Evergreens for Yards and Gardens: Beyond Pines and Spruces, Part 2 Evergreens for Yards and Gardens: Beyond Pines and Spruces, Part 2

< Back to Part 1

Rhododendrons and Azaleas

Rhododendrons and Azaleas are both members of the Rhododendron family. Similar in growing requirements, the major difference is in the size of the plants and blooms, Azaleas being the smaller of the two. Rhododendrons are often used as shrubs to adorn houses and fence lines, and to brighten spaces below tall trees.

Rhododendrons prefer coarse, acidic soil and need only partial sun, so they are ideally suited to areas where many other plant species cannot grow. Plant Rhododendron species with other plants and shrubs with similar requirements for light and soil, such as ferns and Hydrangeas. Mixing a variety of Rhododendron bushes in coordinating colors makes a striking garden of like-minded plants, too.

Rhododendron flowers vary in color as well, usually from pink to light purple, but sometimes bloom in shades of yellow or orange, depending on the plant variety. Like Mountain Laurel, Rhododendron species bloom in the Spring, extending until early summer, and are a good way to create early color and utilize the remaining foliage as accents to summer blooming perennials.

Holly

American and English varieties of Holly are possibly the most well known. Hollies are known for glossy evergreen leaves, pointed at the tips, and striking, bright red berries that are held by the branches throughout much of the winter. These are the plants much loved for use in crafts and highly popular in Christmas decorations. However, there are many varieties of Holly available, some with dark colored berries and others with yellow or orange fruits. Holly are shrubs that are quite compact and so require little if any pruning. Most popular species grow to a moderate height, but among the many species are a wide range of sizes.

Like most evergreen species, Holly shrubs prefer acidic soil, but need full sun for optimal berry production, for which Holly bushes are famous. Holly will grow in partial shade, but will likely produce few flowers and berries.

Holly shrubs are usually either male or female, with the exception of some hybrid varieties. Both male and female plants flower, but without the pollination of flowers from a male plant, female Holly bushes will not produce berries. Male Holly plants do not produce berries. Generally, a male plant needs to be planted within 100 feet of a female for pollination to occur. There are some varieties of Holly that are self-pollinating; landscape or nursery personnel can help to recommend a self-fertile variety, or advise you as to the need for both male and female plants and their placement.

An added benefit of planting Holly bushes is that the berries provide food for birds and wildlife in the winter, attracting a variety of bird species to your yard and gardens.
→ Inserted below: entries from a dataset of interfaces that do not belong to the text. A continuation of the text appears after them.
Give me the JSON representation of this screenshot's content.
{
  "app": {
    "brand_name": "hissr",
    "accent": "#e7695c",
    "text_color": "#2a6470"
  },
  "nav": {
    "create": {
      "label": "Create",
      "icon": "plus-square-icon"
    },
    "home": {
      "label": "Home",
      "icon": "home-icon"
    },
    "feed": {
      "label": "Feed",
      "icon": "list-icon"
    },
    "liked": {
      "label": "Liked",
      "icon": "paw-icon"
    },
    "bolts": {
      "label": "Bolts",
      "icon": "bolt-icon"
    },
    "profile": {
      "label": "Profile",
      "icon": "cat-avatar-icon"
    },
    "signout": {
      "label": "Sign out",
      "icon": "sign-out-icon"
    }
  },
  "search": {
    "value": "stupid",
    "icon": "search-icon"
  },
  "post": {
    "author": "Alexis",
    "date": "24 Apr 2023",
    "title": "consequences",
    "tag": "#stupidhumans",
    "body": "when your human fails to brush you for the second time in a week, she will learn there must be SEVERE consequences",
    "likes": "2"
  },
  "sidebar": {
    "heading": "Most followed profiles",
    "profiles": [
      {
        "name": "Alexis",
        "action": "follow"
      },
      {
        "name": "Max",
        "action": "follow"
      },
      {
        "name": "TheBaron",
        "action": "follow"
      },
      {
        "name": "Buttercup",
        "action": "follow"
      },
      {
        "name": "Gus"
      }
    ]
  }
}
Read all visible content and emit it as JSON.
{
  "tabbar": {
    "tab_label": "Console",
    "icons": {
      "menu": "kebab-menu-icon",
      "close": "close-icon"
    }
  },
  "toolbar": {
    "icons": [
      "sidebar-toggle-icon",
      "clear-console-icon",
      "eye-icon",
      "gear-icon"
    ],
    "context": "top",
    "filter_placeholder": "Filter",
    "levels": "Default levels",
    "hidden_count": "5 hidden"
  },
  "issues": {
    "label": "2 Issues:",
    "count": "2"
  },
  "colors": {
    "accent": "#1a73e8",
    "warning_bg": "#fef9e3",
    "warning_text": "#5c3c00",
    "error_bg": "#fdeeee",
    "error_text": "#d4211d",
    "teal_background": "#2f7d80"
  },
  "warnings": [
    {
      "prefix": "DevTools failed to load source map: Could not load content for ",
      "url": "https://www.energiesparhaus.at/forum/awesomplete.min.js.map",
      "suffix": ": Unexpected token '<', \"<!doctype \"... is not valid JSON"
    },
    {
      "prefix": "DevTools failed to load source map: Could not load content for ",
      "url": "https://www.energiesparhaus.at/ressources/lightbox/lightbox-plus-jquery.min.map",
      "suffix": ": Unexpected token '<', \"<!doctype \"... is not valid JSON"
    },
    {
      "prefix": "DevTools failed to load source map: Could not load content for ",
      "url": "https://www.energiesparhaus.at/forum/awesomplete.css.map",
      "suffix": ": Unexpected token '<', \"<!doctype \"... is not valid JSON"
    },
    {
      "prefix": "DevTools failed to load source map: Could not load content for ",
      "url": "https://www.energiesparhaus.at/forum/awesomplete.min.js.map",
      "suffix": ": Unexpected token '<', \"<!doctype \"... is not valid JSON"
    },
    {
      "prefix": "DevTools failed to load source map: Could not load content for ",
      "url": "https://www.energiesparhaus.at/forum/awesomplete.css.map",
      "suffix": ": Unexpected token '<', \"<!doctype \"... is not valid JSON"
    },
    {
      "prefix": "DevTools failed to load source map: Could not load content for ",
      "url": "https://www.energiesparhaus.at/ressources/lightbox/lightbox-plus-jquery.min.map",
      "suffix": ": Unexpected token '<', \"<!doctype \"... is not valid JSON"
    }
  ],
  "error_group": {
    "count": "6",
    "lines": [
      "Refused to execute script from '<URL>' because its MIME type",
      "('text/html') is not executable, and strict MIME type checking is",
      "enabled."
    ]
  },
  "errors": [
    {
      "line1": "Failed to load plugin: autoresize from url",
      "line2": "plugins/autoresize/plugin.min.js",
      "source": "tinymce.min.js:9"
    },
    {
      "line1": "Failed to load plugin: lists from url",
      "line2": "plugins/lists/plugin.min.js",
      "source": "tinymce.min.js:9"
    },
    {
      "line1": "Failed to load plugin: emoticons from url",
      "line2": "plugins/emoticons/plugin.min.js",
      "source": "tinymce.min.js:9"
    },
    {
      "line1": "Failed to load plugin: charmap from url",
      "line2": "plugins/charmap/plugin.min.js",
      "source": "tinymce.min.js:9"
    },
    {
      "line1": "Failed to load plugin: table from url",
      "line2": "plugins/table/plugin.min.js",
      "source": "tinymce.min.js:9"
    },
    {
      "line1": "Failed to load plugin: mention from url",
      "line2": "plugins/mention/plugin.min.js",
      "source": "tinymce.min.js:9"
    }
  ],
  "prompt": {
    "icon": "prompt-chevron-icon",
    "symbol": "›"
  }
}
Well fed birds are more likely to make your home theirs in the spring, and aid in natural pest control throughout the warmer months.

Pyracanthas

Pyracanthas, also commonly known as Firethorns, are heavy berry producers like the Hollies, and also like the Holly varieties, pyracanthas attract many enjoyable birds and wildlife.

Pyracanthas provide year-round greenery and bright berry color from late summer until wintertime. They flower in the late spring, with very fragrant blooms that last until early summer. Berry colors are bright and red, orange, or gold.

Pyracanthas are a little more finicky than many evergreen varieties, requiring well-draining, rich soils. Most varieties of Pyracantha have thorny stems, so planting them where there is room to work around them prevents cuts and scrapes from the large thorns. Planting the thorny bush can also be used as a deterrent to dogs and humans trampling nearby garden beds.

Firethorns can be used in very decorative landscape applications. Utilizing a technique known as espalier, Pyracanthas can be trained to grow flat against buildings and retaining walls, sometimes being trained to mimic the shape of a fan. Pyracanthas can be used to build informal hedges and boundaries, or plant a low growing variety as a brightly colored cover for slopes and bankings.

These are only a small handful of the many ornamental evergreen varieties. The benefits of and uses for evergreens in landscape planning are vast, from simple shows of color to screens, windbreaks, boundaries and hedges. Enjoy evergreen foliage during winter when many other trees are bare and gray, and benefit from abundant and colorful flowers and fruits throughout the remaining year.

< Back to Part 1

Got a New Project You're Proud of?

Post it on Your Projects!